Web page and app entries -
====

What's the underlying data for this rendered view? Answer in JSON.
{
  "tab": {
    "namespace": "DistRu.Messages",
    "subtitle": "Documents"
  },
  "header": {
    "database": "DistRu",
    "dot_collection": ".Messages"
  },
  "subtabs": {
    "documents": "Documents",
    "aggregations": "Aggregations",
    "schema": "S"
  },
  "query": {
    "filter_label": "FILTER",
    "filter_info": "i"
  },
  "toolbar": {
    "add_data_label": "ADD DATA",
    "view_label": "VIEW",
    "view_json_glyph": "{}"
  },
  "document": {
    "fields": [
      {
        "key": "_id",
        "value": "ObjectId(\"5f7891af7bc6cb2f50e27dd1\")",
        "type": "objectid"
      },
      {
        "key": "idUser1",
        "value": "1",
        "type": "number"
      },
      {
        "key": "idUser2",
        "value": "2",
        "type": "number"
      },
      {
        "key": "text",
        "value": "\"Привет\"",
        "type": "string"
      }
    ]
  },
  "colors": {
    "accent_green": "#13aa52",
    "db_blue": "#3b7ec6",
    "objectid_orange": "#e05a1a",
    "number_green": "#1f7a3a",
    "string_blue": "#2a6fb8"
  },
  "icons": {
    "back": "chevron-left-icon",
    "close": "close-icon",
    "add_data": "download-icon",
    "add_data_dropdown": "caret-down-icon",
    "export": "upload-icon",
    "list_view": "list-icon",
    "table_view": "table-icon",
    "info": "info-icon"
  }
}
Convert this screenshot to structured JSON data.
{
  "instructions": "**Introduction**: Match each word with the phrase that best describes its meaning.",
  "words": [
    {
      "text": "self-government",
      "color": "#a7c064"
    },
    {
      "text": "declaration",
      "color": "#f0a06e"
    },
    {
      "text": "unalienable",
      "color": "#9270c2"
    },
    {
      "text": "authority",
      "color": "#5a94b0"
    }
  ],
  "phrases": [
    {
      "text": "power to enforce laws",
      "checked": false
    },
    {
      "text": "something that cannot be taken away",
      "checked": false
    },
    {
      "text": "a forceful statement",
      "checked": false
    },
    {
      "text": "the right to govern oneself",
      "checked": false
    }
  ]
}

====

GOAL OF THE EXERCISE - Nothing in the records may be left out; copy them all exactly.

FINAL ANSWER -
What's the underlying data for this rendered view? Answer in JSON.
{
  "tab": {
    "namespace": "DistRu.Messages",
    "subtitle": "Documents"
  },
  "header": {
    "database": "DistRu",
    "dot_collection": ".Messages"
  },
  "subtabs": {
    "documents": "Documents",
    "aggregations": "Aggregations",
    "schema": "S"
  },
  "query": {
    "filter_label": "FILTER",
    "filter_info": "i"
  },
  "toolbar": {
    "add_data_label": "ADD DATA",
    "view_label": "VIEW",
    "view_json_glyph": "{}"
  },
  "document": {
    "fields": [
      {
        "key": "_id",
        "value": "ObjectId(\"5f7891af7bc6cb2f50e27dd1\")",
        "type": "objectid"
      },
      {
        "key": "idUser1",
        "value": "1",
        "type": "number"
      },
      {
        "key": "idUser2",
        "value": "2",
        "type": "number"
      },
      {
        "key": "text",
        "value": "\"Привет\"",
        "type": "string"
      }
    ]
  },
  "colors": {
    "accent_green": "#13aa52",
    "db_blue": "#3b7ec6",
    "objectid_orange": "#e05a1a",
    "number_green": "#1f7a3a",
    "string_blue": "#2a6fb8"
  },
  "icons": {
    "back": "chevron-left-icon",
    "close": "close-icon",
    "add_data": "download-icon",
    "add_data_dropdown": "caret-down-icon",
    "export": "upload-icon",
    "list_view": "list-icon",
    "table_view": "table-icon",
    "info": "info-icon"
  }
}
Convert this screenshot to structured JSON data.
{
  "instructions": "**Introduction**: Match each word with the phrase that best describes its meaning.",
  "words": [
    {
      "text": "self-government",
      "color": "#a7c064"
    },
    {
      "text": "declaration",
      "color": "#f0a06e"
    },
    {
      "text": "unalienable",
      "color": "#9270c2"
    },
    {
      "text": "authority",
      "color": "#5a94b0"
    }
  ],
  "phrases": [
    {
      "text": "power to enforce laws",
      "checked": false
    },
    {
      "text": "something that cannot be taken away",
      "checked": false
    },
    {
      "text": "a forceful statement",
      "checked": false
    },
    {
      "text": "the right to govern oneself",
      "checked": false
    }
  ]
}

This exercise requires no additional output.